The National Privacy Commission (NPC) has ordered ABS-CBN to address the data breach at the media company's online stores as soon as possible, NPC Commissioner Raymund Enriquez Liboro said on Wednesday.

Liboro was referring to the data breach in and that was first written about by Netherlands-based security consultant and researcher Willem de Groot.

Groot claimed that the stolen data were intercepted during the checkout process via a malware, and that the stolen data were sent to a server registered in Irkutsk, Russia.

ABS-CBN later confirmed that the data breach affected 213 of its customers.

“We received a breach notification from the ABS-CBN's Data Protection Officer (DPO) at 12:37 pm of Wednesday," Liboro said in a statement.

"We expect ABS-CBN’s DPO to act in accordance with breach management standards set forth by the Commission, and fully set in motion its breach response protocols, including the safeguarding of their systems and the prevention of possible harms to affected data subjects,” he added.

“The NPC is monitoring the situation and expects ABS-CBN to send us a full report on the incident within five days,” Liboro said.

The Netherlands-based Groot suggested that Philippine government regulators should penalize companies affected by the data breach since it was difficult to go after the perpetrators of stealing data online.

“Usually, the stolen data is sent to Russia, Belize, Ukraine. [But] this does not prove that the criminals are also there, just that their server is,” Groot told GMA News Online.

“The government could set penalties for corporate privacy breaches, similar to the new General Data Protection Regulation law in Europe.
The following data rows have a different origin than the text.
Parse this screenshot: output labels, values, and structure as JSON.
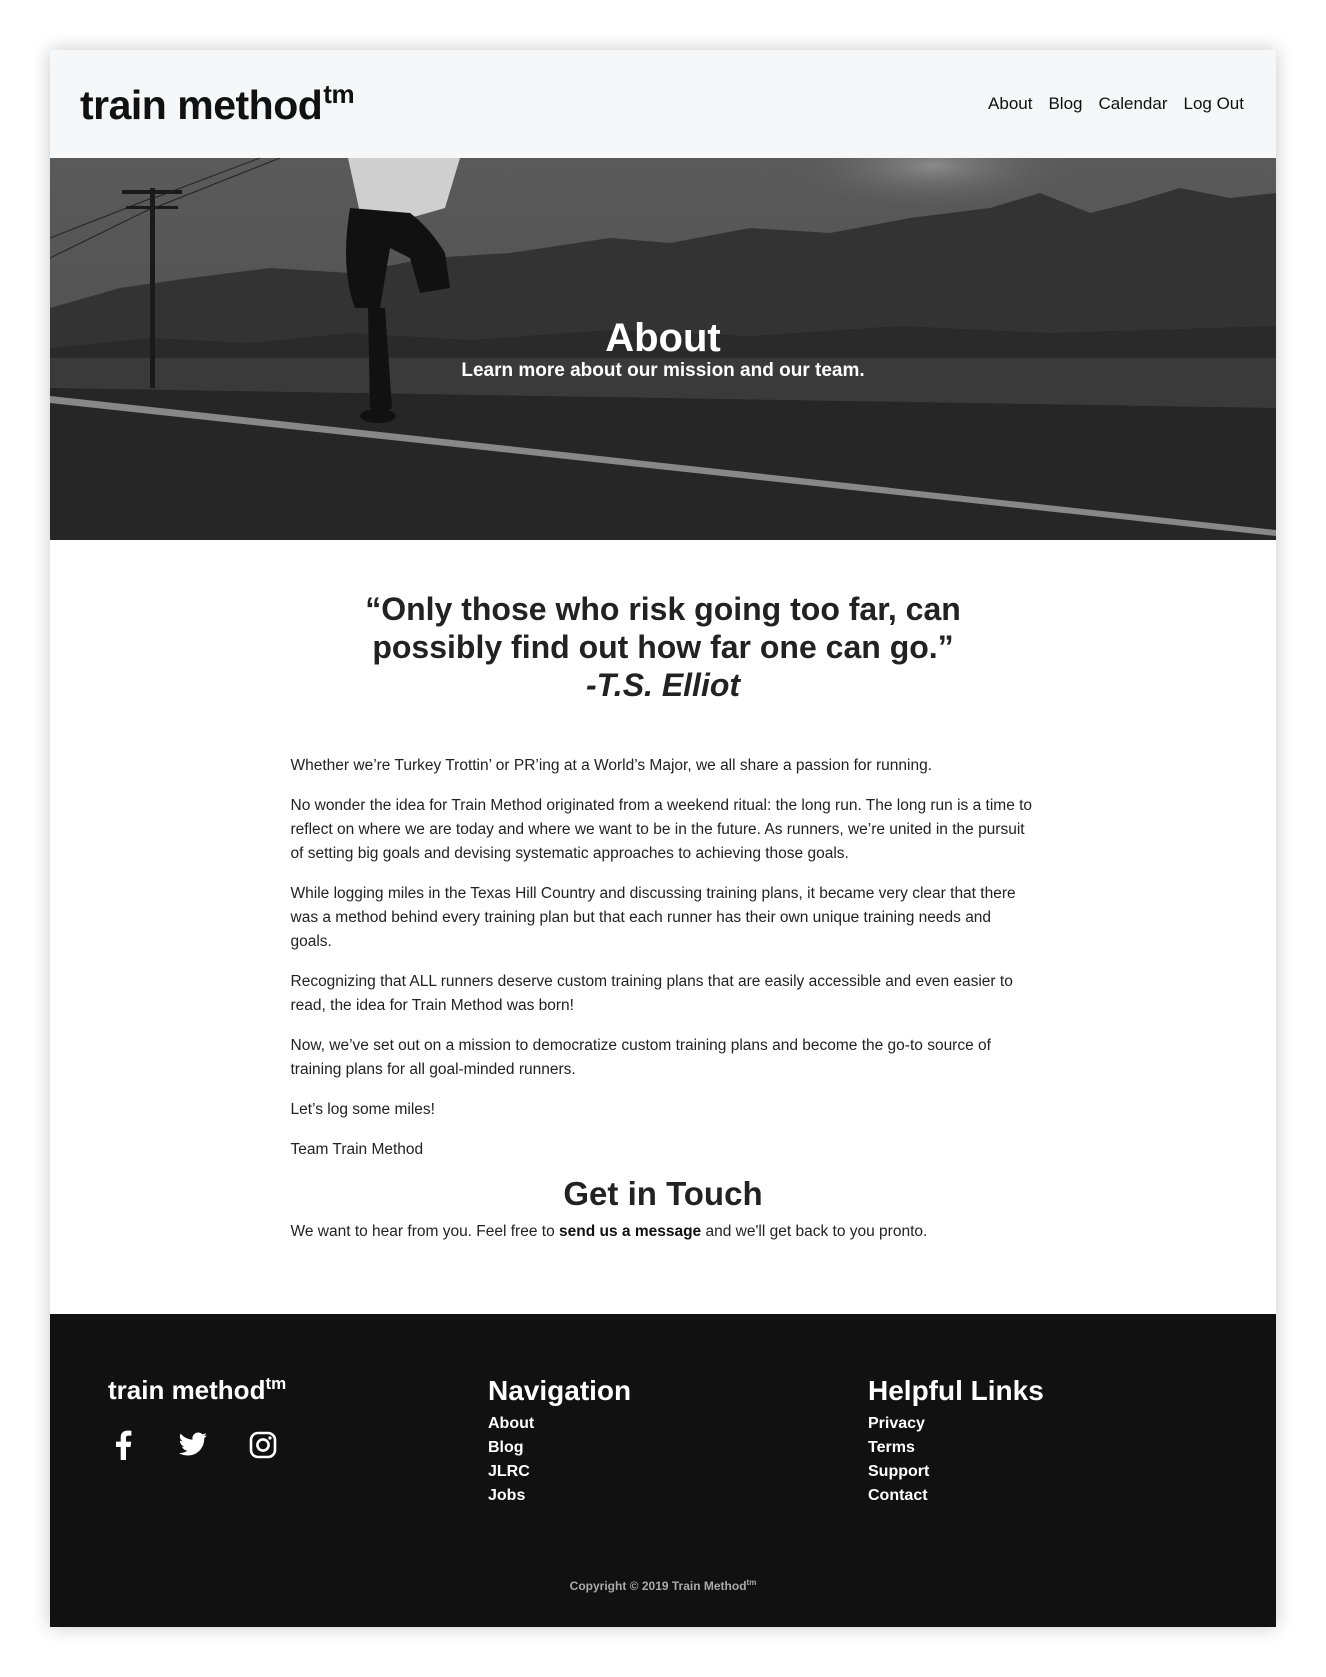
{
  "header": {
    "logo_text": "train method",
    "logo_mark": "tm",
    "nav": [
      "About",
      "Blog",
      "Calendar",
      "Log Out"
    ]
  },
  "hero": {
    "title": "About",
    "subtitle": "Learn more about our mission and our team."
  },
  "quote": {
    "line1": "“Only those who risk going too far, can",
    "line2": "possibly find out how far one can go.”",
    "author": "-T.S. Elliot"
  },
  "body": {
    "paragraphs": [
      "Whether we’re Turkey Trottin’ or PR’ing at a World’s Major, we all share a passion for running.",
      "No wonder the idea for Train Method originated from a weekend ritual: the long run. The long run is a time to reflect on where we are today and where we want to be in the future. As runners, we’re united in the pursuit of setting big goals and devising systematic approaches to achieving those goals.",
      "While logging miles in the Texas Hill Country and discussing training plans, it became very clear that there was a method behind every training plan but that each runner has their own unique training needs and goals.",
      "Recognizing that ALL runners deserve custom training plans that are easily accessible and even easier to read, the idea for Train Method was born!",
      "Now, we’ve set out on a mission to democratize custom training plans and become the go-to source of training plans for all goal-minded runners.",
      "Let’s log some miles!",
      "Team Train Method"
    ]
  },
  "contact": {
    "heading": "Get in Touch",
    "text_before": "We want to hear from you. Feel free to ",
    "link": "send us a message",
    "text_after": " and we'll get back to you pronto."
  },
  "footer": {
    "logo_text": "train method",
    "logo_mark": "tm",
    "socials": [
      "facebook-icon",
      "twitter-icon",
      "instagram-icon"
    ],
    "navigation": {
      "heading": "Navigation",
      "links": [
        "About",
        "Blog",
        "JLRC",
        "Jobs"
      ]
    },
    "helpful": {
      "heading": "Helpful Links",
      "links": [
        "Privacy",
        "Terms",
        "Support",
        "Contact"
      ]
    },
    "copyright": "Copyright © 2019 Train Method",
    "copyright_mark": "tm"
  }
}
This would prove an incentive for companies to increase their security efforts,” he added.

Senior Analyst Jordan de Leon of global technology market analyst firm Canalys agreed with Groot.

“The challenge is good cyber security experts are often hard to find, so there is still a skills gap in Asia, especially in emerging markets like the Philippines,” the Singapore-based De Leon told GMA News Online.

“Hackers could be based anywhere, and can be very sophisticated in transferring data around the world,” he added. —NB, GMA News